Tenth Circuit Court of Appeals Interprets Resulting-Loss Exception in Builder’s Risk Policy
10th Circuit: Colorado Center Development LLC (“CCD”), the owner of certain property in Colorado, hired J.E. Dunn Construction Company to construct an office building on the property. J.E. Dunn hired Plaintiff Rocky Mountain Prestress (“RMP”) as a subcontractor to perform work including installing precast columns at the property. But due to concerns at another site, J.E. Dunn requested RMP to retain a third-party firm to investigate potential structural issues with RMP’s work on the project. That firm concluded that the project required repairs to insufficiently grouted joints between the precast concrete column and pilaster elements at 264 locations.
CCD purchased from Defendant Liberty Mutual Fire Insurance Company a Builder’s Risk insurance policy. RMP submitted a claim to Liberty seeking coverage under the policy. RMP then ended up filing suit against Liberty seeking coverage, and alleged claims for breach of contract, insurance bad faith, and a declaratory judgment on the question of insurance coverage.
The district court granted summary judgment in Liberty’s favor on the basis that RMP’s claim was not entitled to coverage under the policy. RMP appealed.
The Liberty policy provided protection against “direct physical loss or damage caused by a covered peril to buildings or structures while in the course of construction, erection, or fabrication.” It defined “covered perils” as “risks of direct physical loss or damage unless the loss is limited or caused by a peril that is excluded.”
One of the policy’s exclusions was for “loss or damage consisting of, caused by, or resulting from any act, defect, error, or omission (negligent or not) relating to design, specifications, construction, materials, or workmanship.” On appeal, RMP conceded that its claim and work fell within the scope of that exclusion.
However, it argued that coverage was restored by the following exclusion to that exclusion: “if an act, defect, error, or omission as described above results in a covered peril, Liberty does cover the loss or damage caused by that covered peril.”
The Tenth Circuit Court of Appeals disagreed with RMP’s position. “Several courts have concluded that the above-quoted and similar resulting-loss exceptions function to restore coverage only when an excluded peril leads to loss from an independent non-excluded peril.” The Court explained: “For instance, one line of cases holds that there is coverage only if the first, excluded cause results in a separate, covered cause in an unforeseeable way, as when a water leak caused by defective construction shorts an electrical socket and causes a fire, but not when the second cause is the foreseeable result of the first, excluded cause, as when defective construction causes a water leak that in turn causes water damage.”
Regardless of the interpretation, the Court ruled that “the exception cannot be allowed to swallow the exclusion.

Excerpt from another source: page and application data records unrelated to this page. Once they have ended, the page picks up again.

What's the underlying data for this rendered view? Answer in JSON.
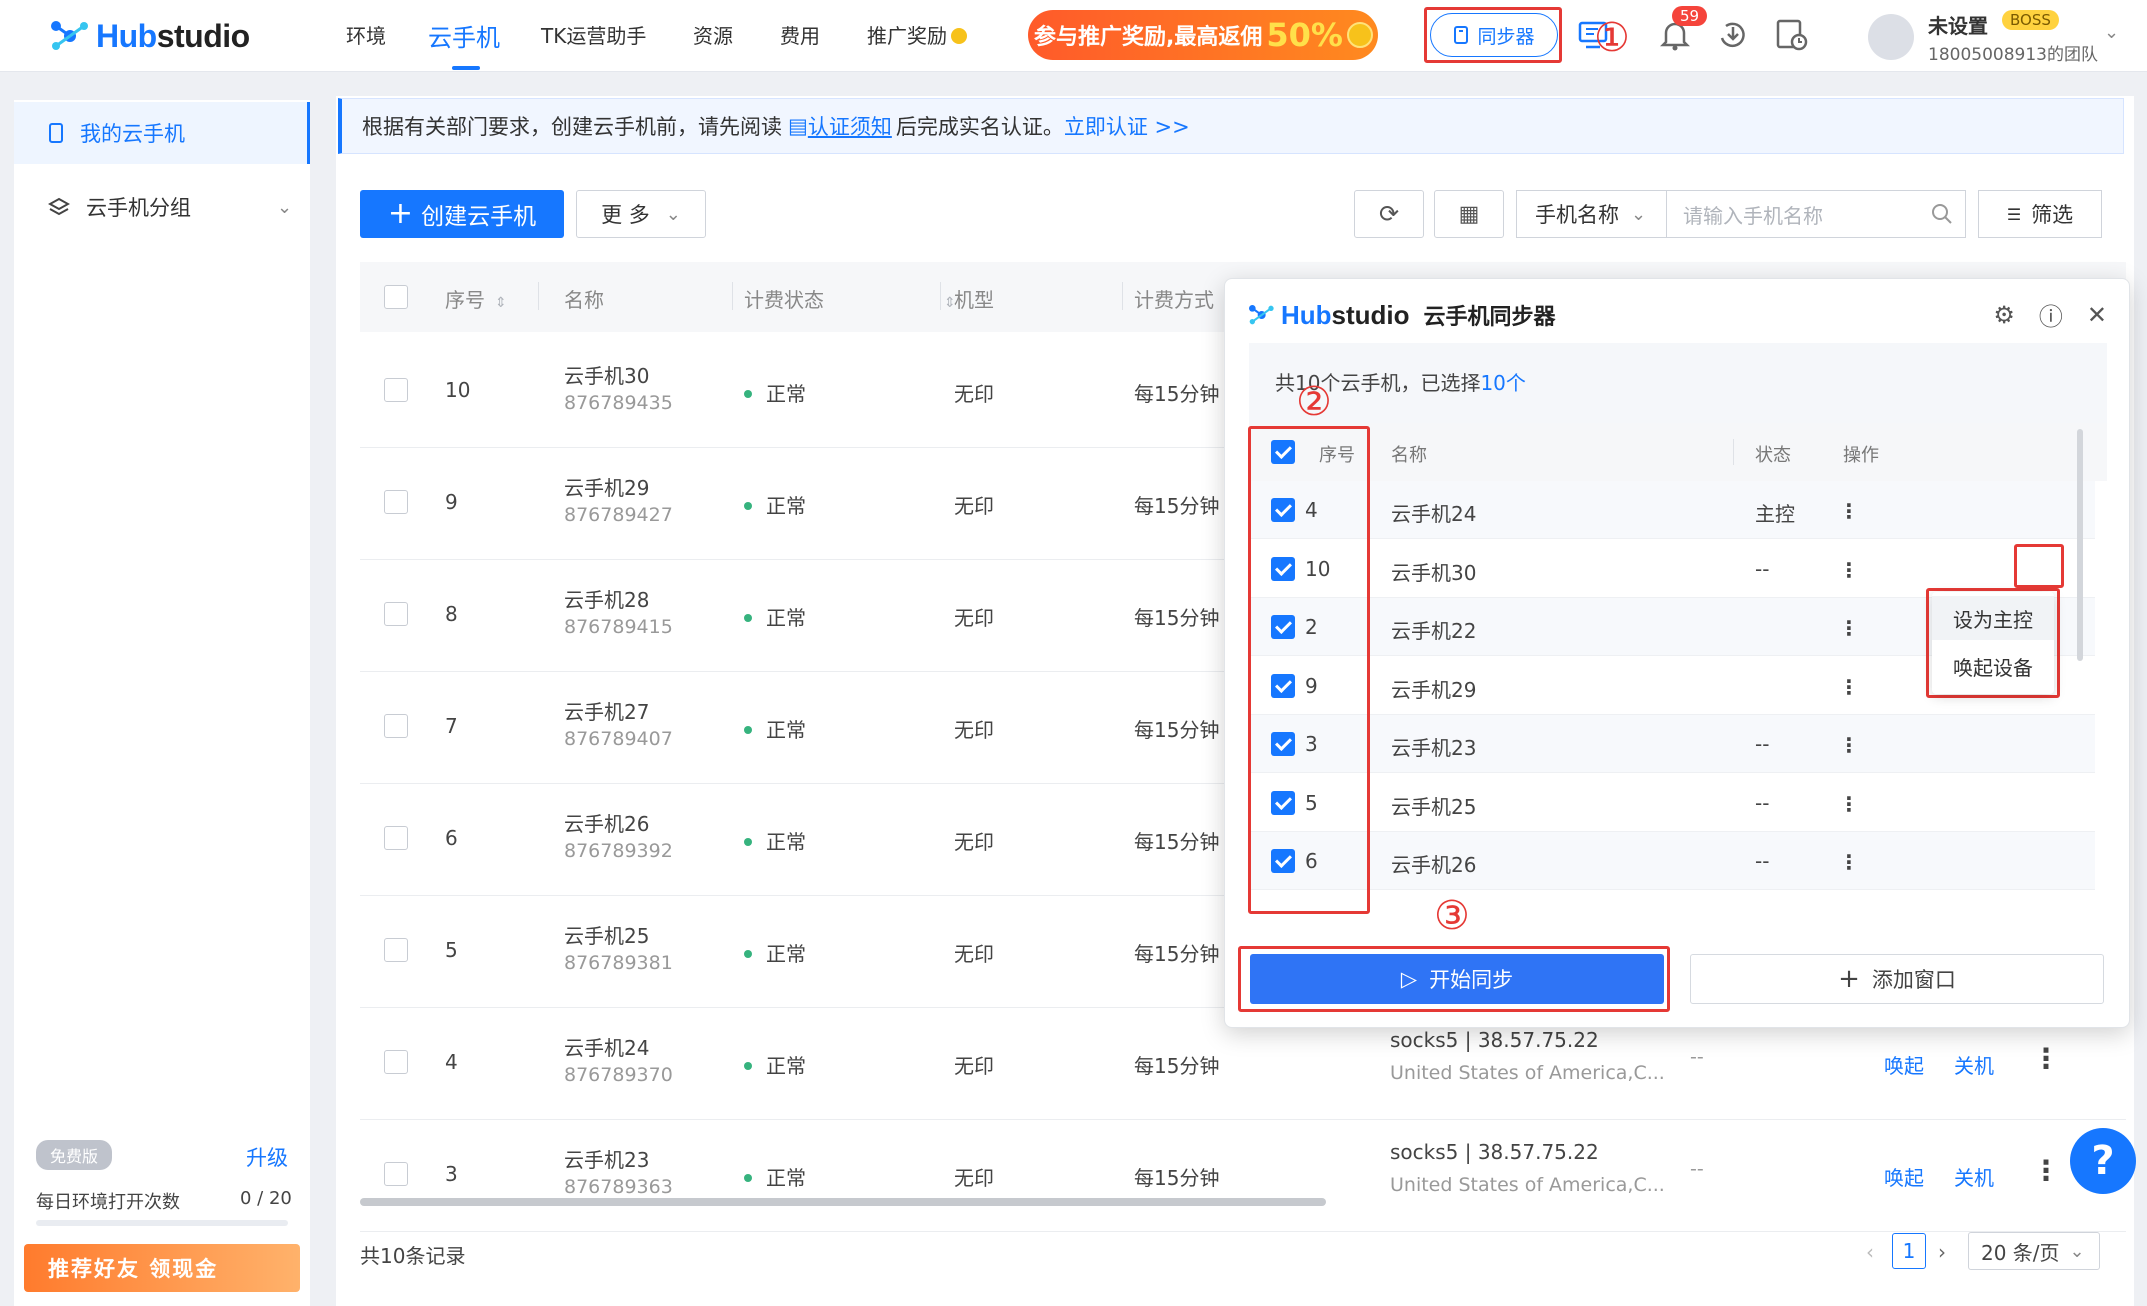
{
  "app": {
    "logo_prefix": "Hub",
    "logo_suffix": "studio"
  },
  "nav": {
    "items": [
      "环境",
      "云手机",
      "TK运营助手",
      "资源",
      "费用",
      "推广奖励"
    ],
    "active": "云手机"
  },
  "promo": {
    "text": "参与推广奖励,最高返佣",
    "highlight": "50%"
  },
  "header": {
    "sync_button": "同步器",
    "notification_count": "59",
    "user_name": "未设置",
    "user_badge": "BOSS",
    "team": "18005008913的团队"
  },
  "annotations": {
    "one": "①",
    "two": "②",
    "three": "③"
  },
  "sidebar": {
    "items": [
      {
        "label": "我的云手机",
        "active": true
      },
      {
        "label": "云手机分组",
        "active": false
      }
    ],
    "plan_tag": "免费版",
    "upgrade": "升级",
    "daily_label": "每日环境打开次数",
    "daily_value": "0 / 20",
    "refer": "推荐好友 领现金"
  },
  "notice": {
    "prefix": "根据有关部门要求，创建云手机前，请先阅读",
    "doc_link": "认证须知",
    "middle": "后完成实名认证。",
    "action_link": "立即认证 >>"
  },
  "toolbar": {
    "create_label": "创建云手机",
    "more_label": "更 多",
    "search_field": "手机名称",
    "search_placeholder": "请输入手机名称",
    "filter_label": "筛选"
  },
  "table": {
    "headers": [
      "序号",
      "名称",
      "计费状态",
      "机型",
      "计费方式"
    ],
    "rows": [
      {
        "no": "10",
        "name": "云手机30",
        "id": "876789435",
        "status": "正常",
        "model": "无印",
        "billing": "每15分钟"
      },
      {
        "no": "9",
        "name": "云手机29",
        "id": "876789427",
        "status": "正常",
        "model": "无印",
        "billing": "每15分钟"
      },
      {
        "no": "8",
        "name": "云手机28",
        "id": "876789415",
        "status": "正常",
        "model": "无印",
        "billing": "每15分钟"
      },
      {
        "no": "7",
        "name": "云手机27",
        "id": "876789407",
        "status": "正常",
        "model": "无印",
        "billing": "每15分钟"
      },
      {
        "no": "6",
        "name": "云手机26",
        "id": "876789392",
        "status": "正常",
        "model": "无印",
        "billing": "每15分钟"
      },
      {
        "no": "5",
        "name": "云手机25",
        "id": "876789381",
        "status": "正常",
        "model": "无印",
        "billing": "每15分钟"
      },
      {
        "no": "4",
        "name": "云手机24",
        "id": "876789370",
        "status": "正常",
        "model": "无印",
        "billing": "每15分钟",
        "proxy": "socks5 | 38.57.75.22",
        "location": "United States of America,C...",
        "dash": "--",
        "wake": "唤起",
        "shutdown": "关机"
      },
      {
        "no": "3",
        "name": "云手机23",
        "id": "876789363",
        "status": "正常",
        "model": "无印",
        "billing": "每15分钟",
        "proxy": "socks5 | 38.57.75.22",
        "location": "United States of America,C...",
        "dash": "--",
        "wake": "唤起",
        "shutdown": "关机"
      }
    ],
    "total": "共10条记录",
    "page": "1",
    "page_size": "20 条/页"
  },
  "sync_dialog": {
    "brand_prefix": "Hub",
    "brand_suffix": "studio",
    "title": "云手机同步器",
    "summary_prefix": "共10个云手机，已选择",
    "summary_count": "10个",
    "headers": {
      "no": "序号",
      "name": "名称",
      "status": "状态",
      "action": "操作"
    },
    "rows": [
      {
        "no": "4",
        "name": "云手机24",
        "status": "主控"
      },
      {
        "no": "10",
        "name": "云手机30",
        "status": "--"
      },
      {
        "no": "2",
        "name": "云手机22",
        "status": ""
      },
      {
        "no": "9",
        "name": "云手机29",
        "status": ""
      },
      {
        "no": "3",
        "name": "云手机23",
        "status": "--"
      },
      {
        "no": "5",
        "name": "云手机25",
        "status": "--"
      },
      {
        "no": "6",
        "name": "云手机26",
        "status": "--"
      }
    ],
    "menu": [
      "设为主控",
      "唤起设备"
    ],
    "start_label": "开始同步",
    "add_label": "添加窗口"
  }
}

Thus, a resulting-loss exception to a defective-workmanship exclusion does not provide coverage for the costs of repairing or replacing defectively designed or constructed parts of the structure; rather, the exception only restores coverage for damage sustained when the defective workmanship becomes the cause of additional, separate damage.” As such, the grant of summary judgment in Liberty’s favor was affirmed.

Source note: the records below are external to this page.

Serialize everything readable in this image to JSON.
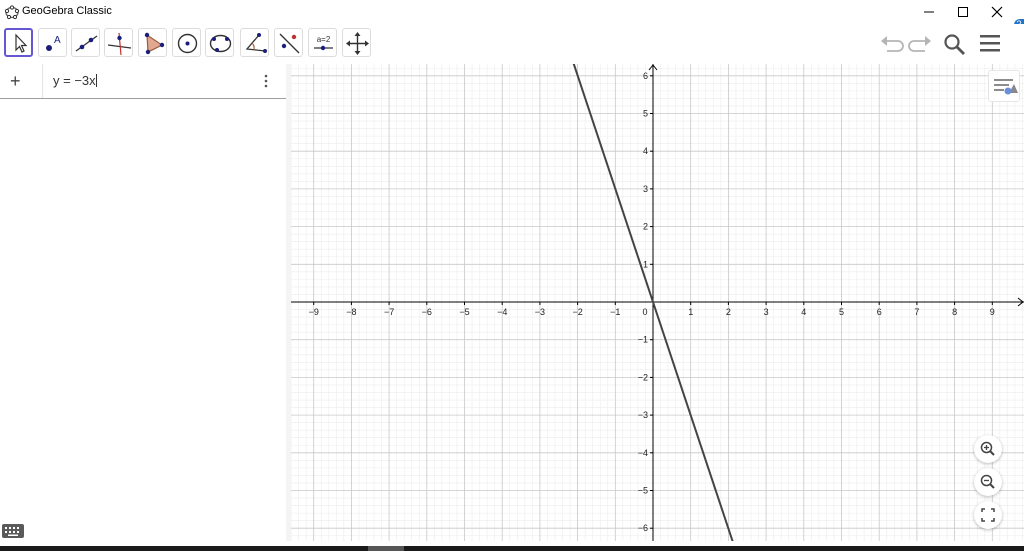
{
  "window": {
    "title": "GeoGebra Classic",
    "app_icon": "geogebra-logo-icon",
    "controls": [
      "minimize-icon",
      "maximize-icon",
      "close-icon"
    ]
  },
  "toolbar": {
    "tools": [
      {
        "name": "move-tool",
        "icon": "arrow-cursor-icon",
        "selected": true
      },
      {
        "name": "point-tool",
        "icon": "point-icon"
      },
      {
        "name": "line-tool",
        "icon": "line-icon"
      },
      {
        "name": "perpendicular-line-tool",
        "icon": "perpendicular-icon"
      },
      {
        "name": "polygon-tool",
        "icon": "polygon-icon"
      },
      {
        "name": "circle-tool",
        "icon": "circle-center-icon"
      },
      {
        "name": "conic-tool",
        "icon": "ellipse-icon"
      },
      {
        "name": "angle-tool",
        "icon": "angle-icon"
      },
      {
        "name": "reflect-tool",
        "icon": "reflect-icon"
      },
      {
        "name": "slider-tool",
        "icon": "slider-icon",
        "label": "a=2"
      },
      {
        "name": "move-graphics-tool",
        "icon": "move-arrows-icon"
      }
    ],
    "right": [
      "undo-icon",
      "redo-icon",
      "search-icon",
      "menu-icon"
    ]
  },
  "algebra": {
    "add_symbol": "+",
    "input_value": "y = −3x",
    "more_icon": "kebab-menu-icon"
  },
  "help_badge": "?",
  "graph": {
    "x_range": [
      -9.6,
      9.8
    ],
    "y_range": [
      -6.4,
      6.4
    ],
    "x_ticks": [
      "−9",
      "−8",
      "−7",
      "−6",
      "−5",
      "−4",
      "−3",
      "−2",
      "−1",
      "0",
      "1",
      "2",
      "3",
      "4",
      "5",
      "6",
      "7",
      "8",
      "9"
    ],
    "y_ticks_pos": [
      "1",
      "2",
      "3",
      "4",
      "5",
      "6"
    ],
    "y_ticks_neg": [
      "−1",
      "−2",
      "−3",
      "−4",
      "−5",
      "−6"
    ],
    "grid": true,
    "function": "y = −3x",
    "line_color": "#444444",
    "axis_color": "#000000",
    "major_grid_color": "#c8c8c8",
    "minor_grid_color": "#ececec"
  },
  "chart_data": {
    "type": "line",
    "title": "",
    "xlabel": "",
    "ylabel": "",
    "xlim": [
      -9.6,
      9.8
    ],
    "ylim": [
      -6.4,
      6.4
    ],
    "series": [
      {
        "name": "",
        "x": [
          -2.13,
          2.13
        ],
        "y": [
          6.4,
          -6.4
        ]
      }
    ]
  }
}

Rocky Mountain Prestress, LLC v. Liberty Mutual Fire Insurance Co., 960 F.3d 1255 (10th Cir., decided June 2, 2020).